EXERCISE BRIEF:
Each record is to be given again without alteration.
────────────────
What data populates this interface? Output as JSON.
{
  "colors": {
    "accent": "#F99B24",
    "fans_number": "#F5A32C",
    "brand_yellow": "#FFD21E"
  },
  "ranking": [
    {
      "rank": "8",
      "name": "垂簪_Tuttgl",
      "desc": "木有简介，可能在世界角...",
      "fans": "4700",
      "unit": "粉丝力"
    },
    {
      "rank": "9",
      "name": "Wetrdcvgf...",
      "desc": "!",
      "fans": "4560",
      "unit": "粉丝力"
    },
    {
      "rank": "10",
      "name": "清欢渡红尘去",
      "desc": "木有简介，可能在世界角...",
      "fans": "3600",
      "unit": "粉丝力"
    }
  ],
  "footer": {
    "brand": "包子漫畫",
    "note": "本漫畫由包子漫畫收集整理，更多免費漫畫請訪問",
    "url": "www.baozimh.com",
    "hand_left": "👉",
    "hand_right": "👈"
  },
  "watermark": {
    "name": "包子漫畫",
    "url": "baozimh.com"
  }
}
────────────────
OUTPUT OF THE TASK:
What data populates this interface? Output as JSON.
{
  "colors": {
    "accent": "#F99B24",
    "fans_number": "#F5A32C",
    "brand_yellow": "#FFD21E"
  },
  "ranking": [
    {
      "rank": "8",
      "name": "垂簪_Tuttgl",
      "desc": "木有简介，可能在世界角...",
      "fans": "4700",
      "unit": "粉丝力"
    },
    {
      "rank": "9",
      "name": "Wetrdcvgf...",
      "desc": "!",
      "fans": "4560",
      "unit": "粉丝力"
    },
    {
      "rank": "10",
      "name": "清欢渡红尘去",
      "desc": "木有简介，可能在世界角...",
      "fans": "3600",
      "unit": "粉丝力"
    }
  ],
  "footer": {
    "brand": "包子漫畫",
    "note": "本漫畫由包子漫畫收集整理，更多免費漫畫請訪問",
    "url": "www.baozimh.com",
    "hand_left": "👉",
    "hand_right": "👈"
  },
  "watermark": {
    "name": "包子漫畫",
    "url": "baozimh.com"
  }
}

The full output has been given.